■ Exercise details: Go through the entries and copy every line that has the string "selfie" in it.

■ Material shown:
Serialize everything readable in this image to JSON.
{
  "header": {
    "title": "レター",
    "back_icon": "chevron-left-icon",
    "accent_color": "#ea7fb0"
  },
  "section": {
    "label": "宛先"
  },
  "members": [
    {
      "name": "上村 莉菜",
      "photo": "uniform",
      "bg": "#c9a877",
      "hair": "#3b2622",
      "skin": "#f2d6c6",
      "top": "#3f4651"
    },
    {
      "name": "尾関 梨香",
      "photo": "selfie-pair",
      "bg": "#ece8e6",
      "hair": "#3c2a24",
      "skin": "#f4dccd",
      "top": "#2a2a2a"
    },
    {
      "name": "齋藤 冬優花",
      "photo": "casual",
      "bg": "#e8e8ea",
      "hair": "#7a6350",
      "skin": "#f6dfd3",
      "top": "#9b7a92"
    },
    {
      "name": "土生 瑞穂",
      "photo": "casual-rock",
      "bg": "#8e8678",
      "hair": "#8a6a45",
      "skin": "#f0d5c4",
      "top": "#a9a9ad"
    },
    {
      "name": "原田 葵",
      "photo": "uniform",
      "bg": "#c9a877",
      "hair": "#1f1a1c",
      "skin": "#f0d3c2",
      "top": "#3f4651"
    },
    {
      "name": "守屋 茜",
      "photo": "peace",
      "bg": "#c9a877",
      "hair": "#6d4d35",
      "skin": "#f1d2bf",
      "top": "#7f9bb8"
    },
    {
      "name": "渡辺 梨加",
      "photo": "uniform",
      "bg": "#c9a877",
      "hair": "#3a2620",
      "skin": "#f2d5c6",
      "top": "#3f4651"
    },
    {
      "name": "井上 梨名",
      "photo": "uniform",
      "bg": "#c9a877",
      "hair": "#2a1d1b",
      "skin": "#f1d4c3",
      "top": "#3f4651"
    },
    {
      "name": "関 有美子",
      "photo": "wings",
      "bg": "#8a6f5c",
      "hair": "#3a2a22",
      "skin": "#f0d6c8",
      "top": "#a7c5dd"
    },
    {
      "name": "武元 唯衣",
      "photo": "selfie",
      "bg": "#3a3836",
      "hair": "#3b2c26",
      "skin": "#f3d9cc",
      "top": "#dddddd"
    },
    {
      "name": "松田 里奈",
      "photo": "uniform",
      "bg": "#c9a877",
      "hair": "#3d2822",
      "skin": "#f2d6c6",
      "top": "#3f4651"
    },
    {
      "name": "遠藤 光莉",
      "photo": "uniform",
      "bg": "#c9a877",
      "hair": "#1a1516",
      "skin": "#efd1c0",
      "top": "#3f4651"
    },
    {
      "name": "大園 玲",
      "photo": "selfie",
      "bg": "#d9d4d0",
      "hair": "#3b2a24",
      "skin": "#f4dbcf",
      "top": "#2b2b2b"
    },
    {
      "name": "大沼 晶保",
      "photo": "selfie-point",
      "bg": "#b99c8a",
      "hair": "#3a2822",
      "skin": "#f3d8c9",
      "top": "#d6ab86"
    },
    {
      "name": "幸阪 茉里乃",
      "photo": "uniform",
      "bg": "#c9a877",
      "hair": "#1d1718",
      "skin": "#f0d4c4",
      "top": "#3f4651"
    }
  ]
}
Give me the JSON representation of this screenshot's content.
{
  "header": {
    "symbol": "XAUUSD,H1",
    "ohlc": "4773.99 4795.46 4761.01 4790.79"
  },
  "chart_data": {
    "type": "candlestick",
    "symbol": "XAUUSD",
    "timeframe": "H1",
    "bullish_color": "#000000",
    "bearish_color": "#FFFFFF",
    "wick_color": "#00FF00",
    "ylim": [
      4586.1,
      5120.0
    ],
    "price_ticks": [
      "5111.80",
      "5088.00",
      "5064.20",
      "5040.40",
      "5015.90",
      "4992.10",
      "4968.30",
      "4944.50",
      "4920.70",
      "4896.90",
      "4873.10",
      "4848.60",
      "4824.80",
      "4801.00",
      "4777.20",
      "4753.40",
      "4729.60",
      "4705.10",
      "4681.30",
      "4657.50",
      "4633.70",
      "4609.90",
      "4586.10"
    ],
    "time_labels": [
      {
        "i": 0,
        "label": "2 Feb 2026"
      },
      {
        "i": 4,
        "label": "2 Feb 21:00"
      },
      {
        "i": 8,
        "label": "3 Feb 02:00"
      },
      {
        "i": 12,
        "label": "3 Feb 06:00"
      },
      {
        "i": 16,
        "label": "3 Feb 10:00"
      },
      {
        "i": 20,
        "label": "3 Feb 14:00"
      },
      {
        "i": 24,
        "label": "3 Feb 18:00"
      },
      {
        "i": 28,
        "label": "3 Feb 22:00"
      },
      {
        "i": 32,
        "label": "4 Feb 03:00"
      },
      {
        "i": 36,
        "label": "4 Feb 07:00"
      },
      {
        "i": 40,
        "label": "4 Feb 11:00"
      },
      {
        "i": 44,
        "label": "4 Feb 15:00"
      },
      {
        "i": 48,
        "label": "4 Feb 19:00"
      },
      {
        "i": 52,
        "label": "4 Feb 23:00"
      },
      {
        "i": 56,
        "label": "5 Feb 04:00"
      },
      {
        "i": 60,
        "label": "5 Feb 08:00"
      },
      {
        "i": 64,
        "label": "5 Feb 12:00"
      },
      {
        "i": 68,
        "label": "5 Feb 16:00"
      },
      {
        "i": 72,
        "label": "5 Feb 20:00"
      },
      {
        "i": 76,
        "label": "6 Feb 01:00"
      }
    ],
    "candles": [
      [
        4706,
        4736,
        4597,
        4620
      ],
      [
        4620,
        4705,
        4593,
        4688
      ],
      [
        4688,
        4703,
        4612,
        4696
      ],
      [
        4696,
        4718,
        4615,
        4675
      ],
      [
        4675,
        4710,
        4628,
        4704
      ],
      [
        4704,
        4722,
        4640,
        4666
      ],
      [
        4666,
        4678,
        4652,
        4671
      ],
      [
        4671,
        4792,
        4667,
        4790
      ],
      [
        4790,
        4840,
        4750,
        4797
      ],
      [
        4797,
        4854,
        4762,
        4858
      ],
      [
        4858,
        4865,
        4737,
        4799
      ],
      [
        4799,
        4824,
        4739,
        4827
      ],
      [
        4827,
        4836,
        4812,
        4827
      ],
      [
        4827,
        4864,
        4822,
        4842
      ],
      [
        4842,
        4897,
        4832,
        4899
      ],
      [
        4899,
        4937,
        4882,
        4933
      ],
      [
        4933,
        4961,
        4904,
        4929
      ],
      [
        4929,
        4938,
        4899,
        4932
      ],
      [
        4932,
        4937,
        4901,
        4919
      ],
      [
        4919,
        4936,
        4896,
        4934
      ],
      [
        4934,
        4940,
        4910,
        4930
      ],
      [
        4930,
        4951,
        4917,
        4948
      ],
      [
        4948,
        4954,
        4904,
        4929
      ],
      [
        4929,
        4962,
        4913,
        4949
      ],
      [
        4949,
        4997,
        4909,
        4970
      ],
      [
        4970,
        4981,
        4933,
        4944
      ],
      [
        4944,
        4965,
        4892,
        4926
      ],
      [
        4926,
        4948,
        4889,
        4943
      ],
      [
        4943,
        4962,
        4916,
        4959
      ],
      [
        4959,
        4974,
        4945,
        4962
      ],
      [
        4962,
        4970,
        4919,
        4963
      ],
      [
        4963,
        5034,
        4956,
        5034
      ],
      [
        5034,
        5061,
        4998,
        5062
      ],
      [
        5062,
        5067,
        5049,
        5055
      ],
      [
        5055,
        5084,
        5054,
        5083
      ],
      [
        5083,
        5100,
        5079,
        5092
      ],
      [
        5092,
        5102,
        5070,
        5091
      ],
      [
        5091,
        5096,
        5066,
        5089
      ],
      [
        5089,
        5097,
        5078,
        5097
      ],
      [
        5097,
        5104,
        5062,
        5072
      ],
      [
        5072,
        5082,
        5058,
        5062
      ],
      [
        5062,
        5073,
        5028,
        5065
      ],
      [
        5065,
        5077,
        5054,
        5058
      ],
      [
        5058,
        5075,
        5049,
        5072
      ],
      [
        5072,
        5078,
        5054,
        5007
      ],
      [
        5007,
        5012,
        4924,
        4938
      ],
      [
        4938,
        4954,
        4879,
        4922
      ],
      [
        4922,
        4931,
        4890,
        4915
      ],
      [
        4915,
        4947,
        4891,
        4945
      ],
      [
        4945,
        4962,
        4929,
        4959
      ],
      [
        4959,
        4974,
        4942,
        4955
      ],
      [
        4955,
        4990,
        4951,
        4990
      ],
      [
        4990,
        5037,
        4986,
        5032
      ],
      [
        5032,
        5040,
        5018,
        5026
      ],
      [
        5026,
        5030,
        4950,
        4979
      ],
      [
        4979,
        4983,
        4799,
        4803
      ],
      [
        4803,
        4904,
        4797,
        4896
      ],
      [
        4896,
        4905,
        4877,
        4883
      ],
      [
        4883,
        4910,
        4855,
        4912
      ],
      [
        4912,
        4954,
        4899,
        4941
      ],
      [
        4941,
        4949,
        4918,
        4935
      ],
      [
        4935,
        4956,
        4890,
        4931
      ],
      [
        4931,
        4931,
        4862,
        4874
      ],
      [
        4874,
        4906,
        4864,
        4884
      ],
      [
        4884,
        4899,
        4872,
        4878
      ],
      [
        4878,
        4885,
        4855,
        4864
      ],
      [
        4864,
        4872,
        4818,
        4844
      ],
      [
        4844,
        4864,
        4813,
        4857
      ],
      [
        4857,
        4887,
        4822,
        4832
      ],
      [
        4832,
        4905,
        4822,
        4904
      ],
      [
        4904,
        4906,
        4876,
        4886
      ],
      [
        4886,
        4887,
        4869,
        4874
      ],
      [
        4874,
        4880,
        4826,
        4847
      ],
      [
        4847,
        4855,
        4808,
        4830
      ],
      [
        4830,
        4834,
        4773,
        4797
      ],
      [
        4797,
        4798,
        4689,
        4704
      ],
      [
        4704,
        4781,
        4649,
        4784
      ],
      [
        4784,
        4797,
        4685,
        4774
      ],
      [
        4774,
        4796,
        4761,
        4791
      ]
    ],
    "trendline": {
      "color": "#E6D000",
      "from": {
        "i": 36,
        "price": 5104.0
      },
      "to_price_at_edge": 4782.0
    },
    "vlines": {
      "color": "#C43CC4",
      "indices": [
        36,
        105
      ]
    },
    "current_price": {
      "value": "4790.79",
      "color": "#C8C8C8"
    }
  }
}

■ Written reply:
      "photo": "selfie-pair",
      "photo": "selfie",
      "photo": "selfie",
      "photo": "selfie-point",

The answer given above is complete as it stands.